* _ACTION ITEM_
Output all of the entries exactly as they are given.

* _RAW DATA_
Segment Open

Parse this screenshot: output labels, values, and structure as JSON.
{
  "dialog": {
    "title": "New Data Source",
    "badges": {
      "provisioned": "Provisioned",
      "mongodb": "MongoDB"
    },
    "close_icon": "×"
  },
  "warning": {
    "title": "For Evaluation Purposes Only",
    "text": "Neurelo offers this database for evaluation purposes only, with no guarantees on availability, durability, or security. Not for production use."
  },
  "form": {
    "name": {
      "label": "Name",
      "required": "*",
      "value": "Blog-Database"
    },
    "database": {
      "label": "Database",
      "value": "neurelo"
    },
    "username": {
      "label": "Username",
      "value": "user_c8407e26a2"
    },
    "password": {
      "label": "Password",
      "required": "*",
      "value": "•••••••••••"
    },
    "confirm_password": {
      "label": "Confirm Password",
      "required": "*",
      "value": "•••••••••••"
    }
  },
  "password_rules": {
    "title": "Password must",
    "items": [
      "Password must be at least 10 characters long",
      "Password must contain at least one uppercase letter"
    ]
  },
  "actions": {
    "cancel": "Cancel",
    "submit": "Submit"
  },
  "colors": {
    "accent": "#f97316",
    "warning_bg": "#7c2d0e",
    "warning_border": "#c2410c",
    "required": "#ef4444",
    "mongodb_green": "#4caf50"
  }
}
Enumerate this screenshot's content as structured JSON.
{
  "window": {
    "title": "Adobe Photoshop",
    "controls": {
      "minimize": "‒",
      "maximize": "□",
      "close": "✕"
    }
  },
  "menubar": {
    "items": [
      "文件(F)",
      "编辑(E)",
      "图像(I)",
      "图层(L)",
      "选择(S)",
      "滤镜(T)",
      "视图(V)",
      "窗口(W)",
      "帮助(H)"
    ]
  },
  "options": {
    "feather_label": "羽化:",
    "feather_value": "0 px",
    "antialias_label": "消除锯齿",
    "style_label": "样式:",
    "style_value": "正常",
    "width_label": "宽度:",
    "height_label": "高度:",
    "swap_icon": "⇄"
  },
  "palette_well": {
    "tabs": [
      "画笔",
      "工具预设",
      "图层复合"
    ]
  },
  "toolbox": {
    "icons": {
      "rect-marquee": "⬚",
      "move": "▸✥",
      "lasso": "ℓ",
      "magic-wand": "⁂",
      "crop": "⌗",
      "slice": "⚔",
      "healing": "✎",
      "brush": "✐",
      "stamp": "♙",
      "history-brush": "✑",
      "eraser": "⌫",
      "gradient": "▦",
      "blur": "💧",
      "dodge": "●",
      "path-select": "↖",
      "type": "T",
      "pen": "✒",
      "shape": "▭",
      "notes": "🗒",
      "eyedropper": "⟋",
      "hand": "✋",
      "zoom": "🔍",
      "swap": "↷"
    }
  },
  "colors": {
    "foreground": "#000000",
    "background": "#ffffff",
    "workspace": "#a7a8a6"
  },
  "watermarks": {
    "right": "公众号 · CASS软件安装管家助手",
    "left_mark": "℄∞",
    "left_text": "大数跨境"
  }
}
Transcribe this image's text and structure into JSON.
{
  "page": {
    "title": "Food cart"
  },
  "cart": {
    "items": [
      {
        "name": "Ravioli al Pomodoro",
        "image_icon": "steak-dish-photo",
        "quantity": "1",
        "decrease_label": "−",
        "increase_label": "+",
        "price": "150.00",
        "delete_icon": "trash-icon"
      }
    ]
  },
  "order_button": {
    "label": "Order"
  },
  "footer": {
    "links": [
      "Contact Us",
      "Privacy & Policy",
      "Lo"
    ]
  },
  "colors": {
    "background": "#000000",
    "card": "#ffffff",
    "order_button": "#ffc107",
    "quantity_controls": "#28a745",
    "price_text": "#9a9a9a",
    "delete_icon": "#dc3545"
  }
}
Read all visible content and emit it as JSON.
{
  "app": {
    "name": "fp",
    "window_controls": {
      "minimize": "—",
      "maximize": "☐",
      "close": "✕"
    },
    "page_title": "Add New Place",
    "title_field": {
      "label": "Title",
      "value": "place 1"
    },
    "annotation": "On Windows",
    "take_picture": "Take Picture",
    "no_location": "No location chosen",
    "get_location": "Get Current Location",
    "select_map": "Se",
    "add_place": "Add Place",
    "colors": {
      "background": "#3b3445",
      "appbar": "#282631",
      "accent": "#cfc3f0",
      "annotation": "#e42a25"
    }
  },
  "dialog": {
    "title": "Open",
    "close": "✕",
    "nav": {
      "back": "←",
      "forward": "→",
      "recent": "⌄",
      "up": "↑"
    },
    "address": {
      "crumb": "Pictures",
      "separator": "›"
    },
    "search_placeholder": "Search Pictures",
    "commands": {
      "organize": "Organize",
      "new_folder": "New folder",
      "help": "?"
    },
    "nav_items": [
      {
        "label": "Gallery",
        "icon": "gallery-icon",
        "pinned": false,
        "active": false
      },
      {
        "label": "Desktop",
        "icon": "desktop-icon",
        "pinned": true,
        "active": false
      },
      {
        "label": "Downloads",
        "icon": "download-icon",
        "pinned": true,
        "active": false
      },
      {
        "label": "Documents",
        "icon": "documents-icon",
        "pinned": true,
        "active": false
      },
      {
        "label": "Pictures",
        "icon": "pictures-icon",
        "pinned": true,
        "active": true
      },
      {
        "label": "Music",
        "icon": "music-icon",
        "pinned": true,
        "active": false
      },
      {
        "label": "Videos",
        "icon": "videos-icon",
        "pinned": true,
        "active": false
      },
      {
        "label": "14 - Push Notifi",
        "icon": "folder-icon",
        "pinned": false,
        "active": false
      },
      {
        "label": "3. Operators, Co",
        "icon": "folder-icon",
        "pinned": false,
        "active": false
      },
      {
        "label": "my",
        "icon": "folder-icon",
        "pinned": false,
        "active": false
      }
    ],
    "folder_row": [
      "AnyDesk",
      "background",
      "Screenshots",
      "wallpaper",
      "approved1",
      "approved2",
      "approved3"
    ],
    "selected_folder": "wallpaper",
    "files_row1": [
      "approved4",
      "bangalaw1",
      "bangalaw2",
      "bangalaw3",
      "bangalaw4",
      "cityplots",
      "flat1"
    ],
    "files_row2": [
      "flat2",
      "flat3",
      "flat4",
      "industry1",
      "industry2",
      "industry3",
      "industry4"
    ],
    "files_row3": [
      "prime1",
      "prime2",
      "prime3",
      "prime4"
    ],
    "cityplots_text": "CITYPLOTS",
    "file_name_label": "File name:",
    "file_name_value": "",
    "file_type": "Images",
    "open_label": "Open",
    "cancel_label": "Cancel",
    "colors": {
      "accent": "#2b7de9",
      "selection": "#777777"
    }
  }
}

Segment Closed

* _REPLY TO THE EXERCISE_
Parse this screenshot: output labels, values, and structure as JSON.
{
  "dialog": {
    "title": "New Data Source",
    "badges": {
      "provisioned": "Provisioned",
      "mongodb": "MongoDB"
    },
    "close_icon": "×"
  },
  "warning": {
    "title": "For Evaluation Purposes Only",
    "text": "Neurelo offers this database for evaluation purposes only, with no guarantees on availability, durability, or security. Not for production use."
  },
  "form": {
    "name": {
      "label": "Name",
      "required": "*",
      "value": "Blog-Database"
    },
    "database": {
      "label": "Database",
      "value": "neurelo"
    },
    "username": {
      "label": "Username",
      "value": "user_c8407e26a2"
    },
    "password": {
      "label": "Password",
      "required": "*",
      "value": "•••••••••••"
    },
    "confirm_password": {
      "label": "Confirm Password",
      "required": "*",
      "value": "•••••••••••"
    }
  },
  "password_rules": {
    "title": "Password must",
    "items": [
      "Password must be at least 10 characters long",
      "Password must contain at least one uppercase letter"
    ]
  },
  "actions": {
    "cancel": "Cancel",
    "submit": "Submit"
  },
  "colors": {
    "accent": "#f97316",
    "warning_bg": "#7c2d0e",
    "warning_border": "#c2410c",
    "required": "#ef4444",
    "mongodb_green": "#4caf50"
  }
}
Enumerate this screenshot's content as structured JSON.
{
  "window": {
    "title": "Adobe Photoshop",
    "controls": {
      "minimize": "‒",
      "maximize": "□",
      "close": "✕"
    }
  },
  "menubar": {
    "items": [
      "文件(F)",
      "编辑(E)",
      "图像(I)",
      "图层(L)",
      "选择(S)",
      "滤镜(T)",
      "视图(V)",
      "窗口(W)",
      "帮助(H)"
    ]
  },
  "options": {
    "feather_label": "羽化:",
    "feather_value": "0 px",
    "antialias_label": "消除锯齿",
    "style_label": "样式:",
    "style_value": "正常",
    "width_label": "宽度:",
    "height_label": "高度:",
    "swap_icon": "⇄"
  },
  "palette_well": {
    "tabs": [
      "画笔",
      "工具预设",
      "图层复合"
    ]
  },
  "toolbox": {
    "icons": {
      "rect-marquee": "⬚",
      "move": "▸✥",
      "lasso": "ℓ",
      "magic-wand": "⁂",
      "crop": "⌗",
      "slice": "⚔",
      "healing": "✎",
      "brush": "✐",
      "stamp": "♙",
      "history-brush": "✑",
      "eraser": "⌫",
      "gradient": "▦",
      "blur": "💧",
      "dodge": "●",
      "path-select": "↖",
      "type": "T",
      "pen": "✒",
      "shape": "▭",
      "notes": "🗒",
      "eyedropper": "⟋",
      "hand": "✋",
      "zoom": "🔍",
      "swap": "↷"
    }
  },
  "colors": {
    "foreground": "#000000",
    "background": "#ffffff",
    "workspace": "#a7a8a6"
  },
  "watermarks": {
    "right": "公众号 · CASS软件安装管家助手",
    "left_mark": "℄∞",
    "left_text": "大数跨境"
  }
}
Transcribe this image's text and structure into JSON.
{
  "page": {
    "title": "Food cart"
  },
  "cart": {
    "items": [
      {
        "name": "Ravioli al Pomodoro",
        "image_icon": "steak-dish-photo",
        "quantity": "1",
        "decrease_label": "−",
        "increase_label": "+",
        "price": "150.00",
        "delete_icon": "trash-icon"
      }
    ]
  },
  "order_button": {
    "label": "Order"
  },
  "footer": {
    "links": [
      "Contact Us",
      "Privacy & Policy",
      "Lo"
    ]
  },
  "colors": {
    "background": "#000000",
    "card": "#ffffff",
    "order_button": "#ffc107",
    "quantity_controls": "#28a745",
    "price_text": "#9a9a9a",
    "delete_icon": "#dc3545"
  }
}
Read all visible content and emit it as JSON.
{
  "app": {
    "name": "fp",
    "window_controls": {
      "minimize": "—",
      "maximize": "☐",
      "close": "✕"
    },
    "page_title": "Add New Place",
    "title_field": {
      "label": "Title",
      "value": "place 1"
    },
    "annotation": "On Windows",
    "take_picture": "Take Picture",
    "no_location": "No location chosen",
    "get_location": "Get Current Location",
    "select_map": "Se",
    "add_place": "Add Place",
    "colors": {
      "background": "#3b3445",
      "appbar": "#282631",
      "accent": "#cfc3f0",
      "annotation": "#e42a25"
    }
  },
  "dialog": {
    "title": "Open",
    "close": "✕",
    "nav": {
      "back": "←",
      "forward": "→",
      "recent": "⌄",
      "up": "↑"
    },
    "address": {
      "crumb": "Pictures",
      "separator": "›"
    },
    "search_placeholder": "Search Pictures",
    "commands": {
      "organize": "Organize",
      "new_folder": "New folder",
      "help": "?"
    },
    "nav_items": [
      {
        "label": "Gallery",
        "icon": "gallery-icon",
        "pinned": false,
        "active": false
      },
      {
        "label": "Desktop",
        "icon": "desktop-icon",
        "pinned": true,
        "active": false
      },
      {
        "label": "Downloads",
        "icon": "download-icon",
        "pinned": true,
        "active": false
      },
      {
        "label": "Documents",
        "icon": "documents-icon",
        "pinned": true,
        "active": false
      },
      {
        "label": "Pictures",
        "icon": "pictures-icon",
        "pinned": true,
        "active": true
      },
      {
        "label": "Music",
        "icon": "music-icon",
        "pinned": true,
        "active": false
      },
      {
        "label": "Videos",
        "icon": "videos-icon",
        "pinned": true,
        "active": false
      },
      {
        "label": "14 - Push Notifi",
        "icon": "folder-icon",
        "pinned": false,
        "active": false
      },
      {
        "label": "3. Operators, Co",
        "icon": "folder-icon",
        "pinned": false,
        "active": false
      },
      {
        "label": "my",
        "icon": "folder-icon",
        "pinned": false,
        "active": false
      }
    ],
    "folder_row": [
      "AnyDesk",
      "background",
      "Screenshots",
      "wallpaper",
      "approved1",
      "approved2",
      "approved3"
    ],
    "selected_folder": "wallpaper",
    "files_row1": [
      "approved4",
      "bangalaw1",
      "bangalaw2",
      "bangalaw3",
      "bangalaw4",
      "cityplots",
      "flat1"
    ],
    "files_row2": [
      "flat2",
      "flat3",
      "flat4",
      "industry1",
      "industry2",
      "industry3",
      "industry4"
    ],
    "files_row3": [
      "prime1",
      "prime2",
      "prime3",
      "prime4"
    ],
    "cityplots_text": "CITYPLOTS",
    "file_name_label": "File name:",
    "file_name_value": "",
    "file_type": "Images",
    "open_label": "Open",
    "cancel_label": "Cancel",
    "colors": {
      "accent": "#2b7de9",
      "selection": "#777777"
    }
  }
}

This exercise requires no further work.